Saudi Arabia GDP (Q2) - Capital Economics
Middle East & North Africa Economics

Saudi Arabia GDP (Q2)

Middle East Data Response
Written by Jason Tuvey

Saudi Arabia’s economy contracted by 7.0% y/y in Q2 on the back of the virus containment measures and oil production cuts. And even though containment measures have started to be lifted, the imposition of harsh fiscal austerity in recent months means that the recovery will be weak.

Economy slumps, recovery already stuttering

  • Saudi Arabia’s economy contracted by 7.0% y/y in Q2 on the back of the virus containment measures and oil production cuts.
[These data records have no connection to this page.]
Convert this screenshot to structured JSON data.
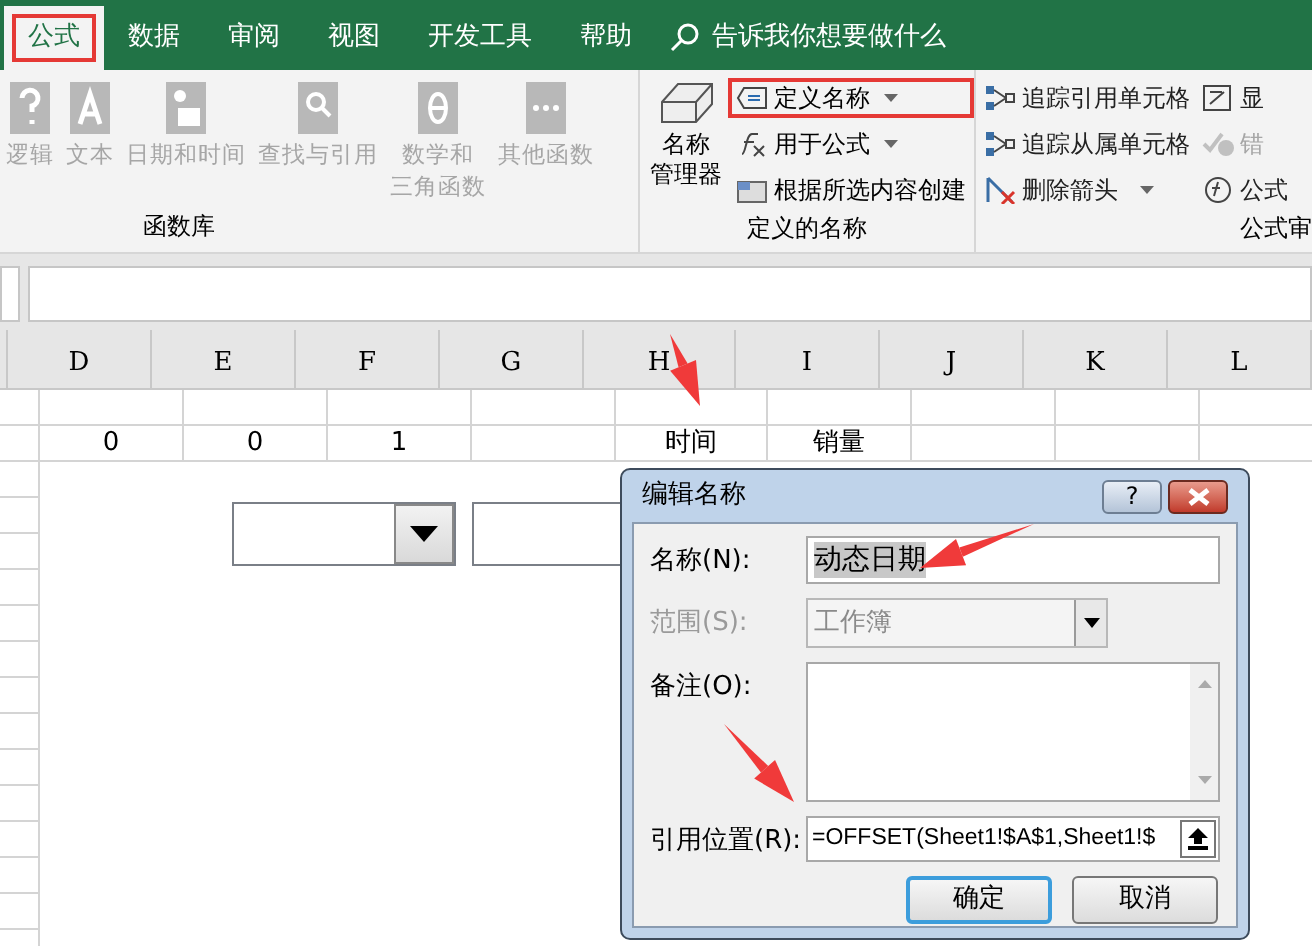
{
  "tabs": [
    {
      "label": "公式",
      "selected": true
    },
    {
      "label": "数据",
      "selected": false
    },
    {
      "label": "审阅",
      "selected": false
    },
    {
      "label": "视图",
      "selected": false
    },
    {
      "label": "开发工具",
      "selected": false
    },
    {
      "label": "帮助",
      "selected": false
    }
  ],
  "tell_me": {
    "placeholder": "告诉我你想要做什么"
  },
  "function_library": {
    "label": "函数库",
    "items": [
      {
        "label": "逻辑",
        "kind": "help",
        "disabled": true
      },
      {
        "label": "文本",
        "kind": "text",
        "disabled": true
      },
      {
        "label": "日期和时间",
        "kind": "calendar",
        "disabled": true
      },
      {
        "label": "查找与引用",
        "kind": "search",
        "disabled": true
      },
      {
        "lines": [
          "数学和",
          "三角函数"
        ],
        "kind": "theta",
        "disabled": true
      },
      {
        "label": "其他函数",
        "kind": "more",
        "disabled": true
      }
    ]
  },
  "defined_names": {
    "label": "定义的名称",
    "manager": [
      "名称",
      "管理器"
    ],
    "items": [
      {
        "label": "定义名称",
        "kind": "define",
        "highlighted": true,
        "dropdown": true
      },
      {
        "label": "用于公式",
        "kind": "fx",
        "highlighted": false,
        "dropdown": true
      },
      {
        "label": "根据所选内容创建",
        "kind": "create",
        "highlighted": false,
        "dropdown": false
      }
    ]
  },
  "formula_auditing": {
    "label": "公式审",
    "items": [
      {
        "label": "追踪引用单元格",
        "kind": "precedents",
        "disabled": false
      },
      {
        "label": "追踪从属单元格",
        "kind": "dependents",
        "disabled": false
      },
      {
        "label": "删除箭头",
        "kind": "remove",
        "disabled": false
      }
    ],
    "side": [
      {
        "label": "显",
        "kind": "show",
        "disabled": false
      },
      {
        "label": "错",
        "kind": "error",
        "disabled": true
      },
      {
        "label": "公式",
        "kind": "eval",
        "disabled": false
      }
    ]
  },
  "columns": [
    "D",
    "E",
    "F",
    "G",
    "H",
    "I",
    "J",
    "K",
    "L"
  ],
  "rows": [
    [
      "",
      "",
      "",
      "",
      "",
      "",
      "",
      "",
      ""
    ],
    [
      "0",
      "0",
      "1",
      "",
      "时间",
      "销量",
      "",
      "",
      ""
    ]
  ],
  "dialog": {
    "title": "编辑名称",
    "help": "?",
    "fields": [
      {
        "label": "名称(N):",
        "kind": "text",
        "value": "动态日期",
        "disabled": false
      },
      {
        "label": "范围(S):",
        "kind": "select",
        "value": "工作簿",
        "disabled": true
      },
      {
        "label": "备注(O):",
        "kind": "textarea",
        "disabled": false
      },
      {
        "label": "引用位置(R):",
        "kind": "ref",
        "value": "=OFFSET(Sheet1!$A$1,Sheet1!$",
        "disabled": false
      }
    ],
    "buttons": [
      {
        "label": "确定",
        "default": true
      },
      {
        "label": "取消",
        "default": false
      }
    ]
  }
}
And even though containment measures have started to be lifted, the imposition of harsh fiscal austerity in recent months means that the recovery will be weak.
  • Figures just released showed that, after contracting by 1.0% y/y in the first three months of the year, Saudi GDP declined by 7.0% y/y in Q2. (See Chart 1.) This was the largest year-on-year drop in GDP since the quarterly series began in 2010. That said, on a seasonally-adjusted basis, GDP fell by 4.9% q/q – among the smaller declines in GDP recorded across the world in Q2.
  • The breakdown of the data showed that the weakness was, unsurprisingly, concentrated in the non-oil sector. Output across the non-oil sector as a whole contracted by 8.2% y/y after the authorities imposed a strict lockdown in order to try to contain the virus. Private sector activity dropped by 10.1% y/y, while public sector output fell by a more modest 3.5% y/y. (See Table 1.)
  • The oil sector also continued to struggle. Output fell by 5.3% y/y, a little worse than the 4.6% y/y drop recorded in Q1. Crucially, though, oil production was ramped up in April after OPEC+ talks collapsed which will have cushioned the blow from the output cuts that eventually took effect from May.
  • On the expenditure side, household consumption and investment declined by 17.0% y/y and 24.8% y/y respectively in Q2. Government consumption also fell, albeit by a modest 0.6% y/y. Net trade provided a large boost to GDP as a 27.9% y/y slump in imports more than offset a 6.9% fall in exports.
  • Overall, the Q2 GDP figures were not as bad as we had feared and, while we will firm up our forecasts in our forthcoming Outlook, it looks like the economy will now post a contraction of around 5.0% over 2020 as a whole (previous: -7.3%). That said, the latest data suggest that, after an initial jump in activity as containment measures were eased, the recovery is already stuttering. (See here.) Continued oil output cuts and the imposition of harsh austerity means that the recovery will be slow-going.

Chart 1: Saudi GDP (% y/y)

Sources: CEIC, General Authority for Statistics

Table 1: Saudi GDP by Sector

GDP

Oil

Non-oil

Non-oil Private

Non-oil Gov’t

% y/y

% q/q

% y/y

% y/y

% y/y

% y/y

Q3 2019

-0.5

-0.6

-6.4

4.3

4.2

4.6

Q4 2019

-0.3

0.3

-5.8

3.8

5.2

1.1

Q1 2020

-1.0

-0.9

-4.6

1.6

1.4

1.9

Q2 2020

-7.0

-4.9

-5.3

-8.2

-10.1

-3.5

Sources: CEIC, General Authority for Statistics


Jason Tuvey, Senior Emerging Markets Economist, jason.tuvey@capitaleconomics.com